This week, in a paper published in CNS Neuroscience and Therapeutics, Dr. Canavero announced that he’s making progress towards his meeting his 2017 target date by successfully reattaching severed spinal cords in rats using a secret concoction he calls “glue.” Really! Actually, there nothing secret about it. Canavero used polyethylene glycol (PEG), a versatile plastic that is known to have binding properties.
According to the report, Canavero and his team severed the spinal cords of fifteen lab rats. Six unlucky control rats got saline solution poured on their cut spinal cords while the other nine were injected with PEG. One of the saline rats died but the rest survived. As expected, the saline rats were unable to walk. However, the report states that the PEG rats regained some ability to move their legs and were able to walk or limp around a month after the surgery.
Success? That depends on your definition.
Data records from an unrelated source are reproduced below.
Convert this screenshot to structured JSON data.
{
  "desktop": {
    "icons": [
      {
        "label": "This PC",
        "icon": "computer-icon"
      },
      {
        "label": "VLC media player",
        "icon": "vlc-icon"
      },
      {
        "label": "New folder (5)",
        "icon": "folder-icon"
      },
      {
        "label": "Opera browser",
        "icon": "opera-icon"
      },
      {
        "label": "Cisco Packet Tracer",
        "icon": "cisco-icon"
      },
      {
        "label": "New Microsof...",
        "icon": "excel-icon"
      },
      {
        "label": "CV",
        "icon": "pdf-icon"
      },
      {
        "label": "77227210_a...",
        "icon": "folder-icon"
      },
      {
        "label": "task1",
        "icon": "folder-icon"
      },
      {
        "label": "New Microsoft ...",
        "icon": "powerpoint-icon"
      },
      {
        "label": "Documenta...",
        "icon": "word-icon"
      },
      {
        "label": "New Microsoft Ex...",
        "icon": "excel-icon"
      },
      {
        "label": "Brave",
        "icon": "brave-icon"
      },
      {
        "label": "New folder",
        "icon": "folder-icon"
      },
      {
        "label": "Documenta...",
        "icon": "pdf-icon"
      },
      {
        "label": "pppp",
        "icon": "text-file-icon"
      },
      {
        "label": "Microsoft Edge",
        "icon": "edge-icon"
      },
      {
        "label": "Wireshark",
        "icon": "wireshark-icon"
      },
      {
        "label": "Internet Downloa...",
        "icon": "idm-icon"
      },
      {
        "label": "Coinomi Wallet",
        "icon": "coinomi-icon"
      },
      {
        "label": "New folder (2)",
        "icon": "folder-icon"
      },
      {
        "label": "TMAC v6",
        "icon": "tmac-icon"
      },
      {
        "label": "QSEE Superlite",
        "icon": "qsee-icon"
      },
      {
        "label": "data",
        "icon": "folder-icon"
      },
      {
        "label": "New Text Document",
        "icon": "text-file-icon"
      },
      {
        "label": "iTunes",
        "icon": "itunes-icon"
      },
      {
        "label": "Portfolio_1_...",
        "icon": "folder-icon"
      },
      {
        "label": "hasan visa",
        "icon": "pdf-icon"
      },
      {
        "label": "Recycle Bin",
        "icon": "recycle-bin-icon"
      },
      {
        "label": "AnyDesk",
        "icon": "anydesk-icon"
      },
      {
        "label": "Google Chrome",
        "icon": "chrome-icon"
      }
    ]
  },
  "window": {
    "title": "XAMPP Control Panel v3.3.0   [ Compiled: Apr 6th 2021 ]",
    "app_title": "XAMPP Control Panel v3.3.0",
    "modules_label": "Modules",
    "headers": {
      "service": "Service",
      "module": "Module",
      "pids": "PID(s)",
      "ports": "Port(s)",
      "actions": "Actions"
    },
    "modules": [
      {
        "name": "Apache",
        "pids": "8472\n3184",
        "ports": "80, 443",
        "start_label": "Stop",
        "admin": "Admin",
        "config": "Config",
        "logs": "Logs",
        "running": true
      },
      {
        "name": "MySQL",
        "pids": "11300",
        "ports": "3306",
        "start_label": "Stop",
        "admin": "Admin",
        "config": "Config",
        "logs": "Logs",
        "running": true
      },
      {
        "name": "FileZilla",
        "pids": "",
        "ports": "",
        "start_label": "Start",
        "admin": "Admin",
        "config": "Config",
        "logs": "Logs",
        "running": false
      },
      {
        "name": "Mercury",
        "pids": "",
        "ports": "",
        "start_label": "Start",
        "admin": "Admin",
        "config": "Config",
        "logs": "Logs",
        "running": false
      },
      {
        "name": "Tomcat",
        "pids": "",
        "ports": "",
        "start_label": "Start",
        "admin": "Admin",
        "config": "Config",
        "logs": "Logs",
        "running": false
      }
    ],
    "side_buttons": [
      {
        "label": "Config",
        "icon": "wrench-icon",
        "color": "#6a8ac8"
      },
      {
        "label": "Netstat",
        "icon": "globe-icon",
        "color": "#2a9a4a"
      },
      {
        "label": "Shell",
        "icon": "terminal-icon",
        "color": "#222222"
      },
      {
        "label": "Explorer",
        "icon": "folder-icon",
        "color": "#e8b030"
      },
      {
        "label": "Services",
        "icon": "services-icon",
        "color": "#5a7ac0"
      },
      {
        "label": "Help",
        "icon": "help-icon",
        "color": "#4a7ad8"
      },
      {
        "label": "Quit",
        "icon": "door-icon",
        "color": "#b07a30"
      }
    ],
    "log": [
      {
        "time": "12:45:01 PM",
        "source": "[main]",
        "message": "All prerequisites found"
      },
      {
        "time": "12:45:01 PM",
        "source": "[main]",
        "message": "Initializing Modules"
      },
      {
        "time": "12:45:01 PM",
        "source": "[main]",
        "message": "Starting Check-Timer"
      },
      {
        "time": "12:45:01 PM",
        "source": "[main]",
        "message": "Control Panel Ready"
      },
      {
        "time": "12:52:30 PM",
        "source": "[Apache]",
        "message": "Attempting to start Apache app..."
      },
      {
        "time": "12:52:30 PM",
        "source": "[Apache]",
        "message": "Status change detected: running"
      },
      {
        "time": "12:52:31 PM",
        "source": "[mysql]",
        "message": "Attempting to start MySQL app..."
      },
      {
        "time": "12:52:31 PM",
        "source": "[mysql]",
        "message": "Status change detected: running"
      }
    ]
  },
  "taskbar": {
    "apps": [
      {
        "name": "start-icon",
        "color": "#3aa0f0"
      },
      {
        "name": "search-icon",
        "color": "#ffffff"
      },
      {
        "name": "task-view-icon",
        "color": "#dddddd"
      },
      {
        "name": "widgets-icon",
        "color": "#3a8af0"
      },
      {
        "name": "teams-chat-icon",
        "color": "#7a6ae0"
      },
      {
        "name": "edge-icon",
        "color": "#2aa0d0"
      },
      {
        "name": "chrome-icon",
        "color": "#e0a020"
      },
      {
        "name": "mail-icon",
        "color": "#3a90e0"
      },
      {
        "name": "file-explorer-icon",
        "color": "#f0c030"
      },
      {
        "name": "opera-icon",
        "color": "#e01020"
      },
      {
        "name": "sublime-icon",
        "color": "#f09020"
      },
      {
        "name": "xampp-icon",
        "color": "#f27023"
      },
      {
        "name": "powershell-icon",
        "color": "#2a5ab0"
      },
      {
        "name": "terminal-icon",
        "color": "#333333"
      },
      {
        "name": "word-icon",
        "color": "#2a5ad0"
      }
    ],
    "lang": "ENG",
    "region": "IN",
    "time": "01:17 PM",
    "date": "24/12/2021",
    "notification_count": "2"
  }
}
Also after a month, all of the rats were dead.
Canavero says his goal in the experiment was not to keep the rats alive but to prove that the PEG glue worked. That it seemed to do, but there’s doubt as to how. According to Newsweek, Dr. Jerry Silver, Professor of Neurosciences at Case Western Reserve University in Ohio, reviewed the study and pointed out that it appears the team did not sever the rat spinal cords completely through, leaving some parts connected. Also, he says the study didn’t show that the nerves had grown back together. He believes that a month is not long enough for the nerves in the cut parts to fuse correctly and the rats should have been placed in induced comas to allow long-term healing before testing their abilities to move their limbs or walk again.
Dr. Canavero says Dr. Silver was merely “unfamiliar” with the what his team accomplished (isn’t that the purpose of the report?) and should “stop criticizing those who do better” because “we have been amazed ourselves.”
Before going any further in this quest to perform the world’s first head transplant by the end of 2017, we’d like to hear from the rats.